It was widely assumed that Finely’s playing days with the Packers would be over after he underwent spinal fusion surgery in November.  Finely’s fusion surgery was to the C3/C4 vertebrae, which was the same surgery that Nick Collins had.

Packers team doctor Pat Mckenzie is known to be conservative, and the perception was that he would not clear Finley because he would not clear Collins. However, that does not seem to be the case.

“Pat doesn’t feel the same the way about Jermichael as he felt about Nick,” McCarthy told ESPN Milwaukee’s Jason Wilde. “So I’m very open and optimistic about Jermichael coming back. I think the specifics of their injuries are different.”

Even if Finley is cleared, it does not mean he will definitely be back in Green Bay. Tight ends of Finley’s size and speed are coveted around the NFL, and somebody might offer more than the Packers. Although, he has always maintained that his first choice is to be a Packer for life.

Finely’s injury should keep the cost of retaining him relatively reasonable. Signing Finley to a reasonable deal would be huge with so many of their own free agents to sign and needs to fill on defense.

Tight end would become by far the biggest need on offense if Finley does not return to Green Bay. It’s really hard to have a good offense without a great tight end.
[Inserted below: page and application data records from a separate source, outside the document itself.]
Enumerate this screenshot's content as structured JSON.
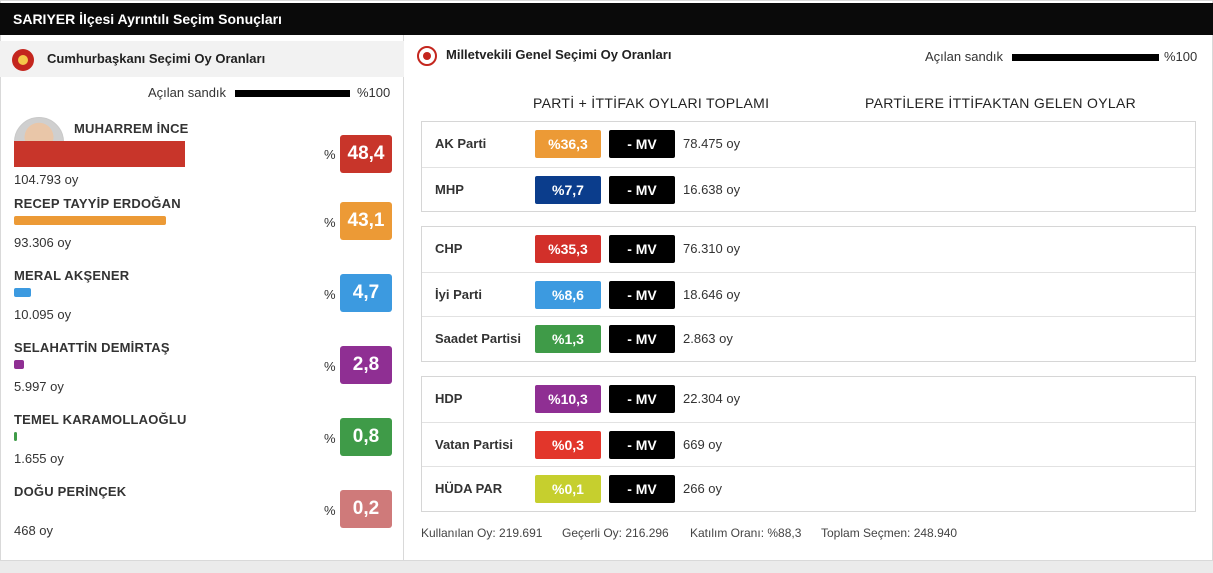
{
  "header": {
    "title": "SARIYER İlçesi Ayrıntılı Seçim Sonuçları"
  },
  "president": {
    "title": "Cumhurbaşkanı Seçimi Oy Oranları",
    "opened_label": "Açılan sandık",
    "opened_pct": "%100",
    "opened_fraction": 1.0,
    "pct_sign": "%",
    "candidates": [
      {
        "name": "MUHARREM İNCE",
        "votes": "104.793 oy",
        "pct": "48,4",
        "share": 48.4,
        "color": "#c8352a"
      },
      {
        "name": "RECEP TAYYİP ERDOĞAN",
        "votes": "93.306 oy",
        "pct": "43,1",
        "share": 43.1,
        "color": "#ec9a36"
      },
      {
        "name": "MERAL AKŞENER",
        "votes": "10.095 oy",
        "pct": "4,7",
        "share": 4.7,
        "color": "#3c9ae0"
      },
      {
        "name": "SELAHATTİN DEMİRTAŞ",
        "votes": "5.997 oy",
        "pct": "2,8",
        "share": 2.8,
        "color": "#8f2f93"
      },
      {
        "name": "TEMEL KARAMOLLAOĞLU",
        "votes": "1.655 oy",
        "pct": "0,8",
        "share": 0.8,
        "color": "#3f9b48"
      },
      {
        "name": "DOĞU PERİNÇEK",
        "votes": "468 oy",
        "pct": "0,2",
        "share": 0.2,
        "color": "#cf7a7a"
      }
    ]
  },
  "parliament": {
    "title": "Milletvekili Genel Seçimi Oy Oranları",
    "opened_label": "Açılan sandık",
    "opened_pct": "%100",
    "opened_fraction": 1.0,
    "col_left": "PARTİ + İTTİFAK OYLARI TOPLAMI",
    "col_right": "PARTİLERE İTTİFAKTAN GELEN OYLAR",
    "mv_label": "- MV",
    "groups": [
      [
        {
          "name": "AK Parti",
          "pct": "%36,3",
          "votes": "78.475 oy",
          "color": "#ec9a36"
        },
        {
          "name": "MHP",
          "pct": "%7,7",
          "votes": "16.638 oy",
          "color": "#0b3d8c"
        }
      ],
      [
        {
          "name": "CHP",
          "pct": "%35,3",
          "votes": "76.310 oy",
          "color": "#d2302a"
        },
        {
          "name": "İyi Parti",
          "pct": "%8,6",
          "votes": "18.646 oy",
          "color": "#3c9ae0"
        },
        {
          "name": "Saadet Partisi",
          "pct": "%1,3",
          "votes": "2.863 oy",
          "color": "#3f9b48"
        }
      ],
      [
        {
          "name": "HDP",
          "pct": "%10,3",
          "votes": "22.304 oy",
          "color": "#8f2f93"
        },
        {
          "name": "Vatan Partisi",
          "pct": "%0,3",
          "votes": "669 oy",
          "color": "#e2362b"
        },
        {
          "name": "HÜDA PAR",
          "pct": "%0,1",
          "votes": "266 oy",
          "color": "#c6cf2e"
        }
      ]
    ],
    "footer": {
      "used": "Kullanılan Oy: 219.691",
      "valid": "Geçerli Oy: 216.296",
      "turnout": "Katılım Oranı: %88,3",
      "voters": "Toplam Seçmen: 248.940"
    }
  }
}
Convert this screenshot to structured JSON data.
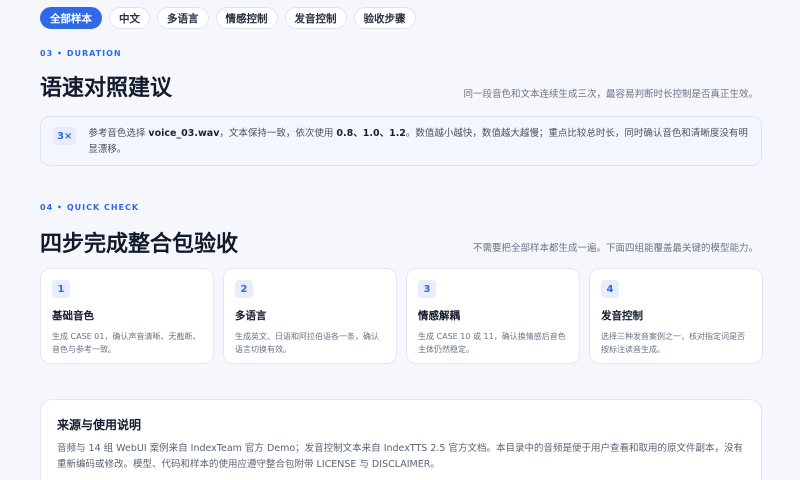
{
  "tabs": [
    {
      "label": "全部样本",
      "active": true
    },
    {
      "label": "中文",
      "active": false
    },
    {
      "label": "多语言",
      "active": false
    },
    {
      "label": "情感控制",
      "active": false
    },
    {
      "label": "发音控制",
      "active": false
    },
    {
      "label": "验收步骤",
      "active": false
    }
  ],
  "section_duration": {
    "eyebrow": "03 • DURATION",
    "title": "语速对照建议",
    "note": "同一段音色和文本连续生成三次，最容易判断时长控制是否真正生效。",
    "tip_badge": "3×",
    "tip_text_1": "参考音色选择 ",
    "tip_file": "voice_03.wav",
    "tip_text_2": "，文本保持一致，依次使用 ",
    "tip_values": "0.8、1.0、1.2",
    "tip_text_3": "。数值越小越快，数值越大越慢；重点比较总时长，同时确认音色和清晰度没有明显漂移。"
  },
  "section_check": {
    "eyebrow": "04 • QUICK CHECK",
    "title": "四步完成整合包验收",
    "note": "不需要把全部样本都生成一遍。下面四组能覆盖最关键的模型能力。",
    "cards": [
      {
        "num": "1",
        "title": "基础音色",
        "desc": "生成 CASE 01，确认声音清晰、无截断、音色与参考一致。"
      },
      {
        "num": "2",
        "title": "多语言",
        "desc": "生成英文、日语和阿拉伯语各一条，确认语言切换有效。"
      },
      {
        "num": "3",
        "title": "情感解耦",
        "desc": "生成 CASE 10 或 11，确认换情感后音色主体仍然稳定。"
      },
      {
        "num": "4",
        "title": "发音控制",
        "desc": "选择三种发音案例之一，核对指定词是否按标注读音生成。"
      }
    ]
  },
  "source": {
    "title": "来源与使用说明",
    "text": "音频与 14 组 WebUI 案例来自 IndexTeam 官方 Demo；发音控制文本来自 IndexTTS 2.5 官方文档。本目录中的音频是便于用户查看和取用的原文件副本，没有重新编码或修改。模型、代码和样本的使用应遵守整合包附带 LICENSE 与 DISCLAIMER。"
  },
  "colors": {
    "accent": "#2f6ae6",
    "background": "#f5f7fc",
    "heading": "#131a2c"
  }
}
They have become so valuable in today’s NFL. A lot of today’s tight ends have the versatility to split out wide like huge wide receivers. When they are lined up on the line of scrimmage they are often too fast for linebackers to cover and too big for safeties.

Tight ends are also huge for offenses in the red zone, as they provide big targets and can be used on jump balls. This is where the Packers really missed Finley last year, as they only scored touchdowns on 50.72% of their red zone opportunities, which was 26th in the NFL.

Finley looked like he was on his way towards a big season before his injury on Oct. 20 against the Cleveland Browns at Lambeau Field. He had 25 catches, 300  receiving yards and three touchdown on the season at the time of the injury. Finley seemed a lot more focused and committed. He was letting his play and not his mouth do the talking.

Despite the Packers having very good weapons, Finley is still important for them to stretch the middle of the field vertically. A lot of the Packers offense has involved making plays outside of the numbers. Often times those are tougher plays to make. They need to incorporate more plays in the middle of the field and Finley can be a big part of that.

There have been times over the last few years where the wide receivers have had a tough time gaining separation.  Most recently, it was a problem in the Wild Card playoff game against San Francisco. Having Finley as a security blanket over the middle will help that problem as well.

If Finley does not return to Green Bay than re-signing Andrew Quarless becomes a priority. Quarless started to come on at the end of last year, but he still would be a questionable starter. He is certainly not the game breaking tight end that teams want in the NFL nowadays.

So, if Quarless was re-signed, tight end would still be a high priority in the draft. Tight end is a need even if Finley returns because he is an injury risk, and if he is healthy you can still use always two dynamic tight ends.

There are three good tight ends at the top of the tight end class in this year’s draft. North Carolina’s Eric Ebron will most likely be gone by Green Bay’s 21st pick, but Jace Amaro of Texas Tech could be an option. Amaro broke the NCAA record for receiving yards in a season last year with 1,352.  Washington’s Austin Seferian-Jenkins fractured his foot at the NFL Combine, so that could hurt his draft stock.

Combining Finley with any one of those three would enhance the Packers’ offense even more. However, the first step is Finley getting cleared and re-signing. That seems more possible now than it ever did before.



Matt Bove is a writer at You can follow him on twitter at @RayRobert9.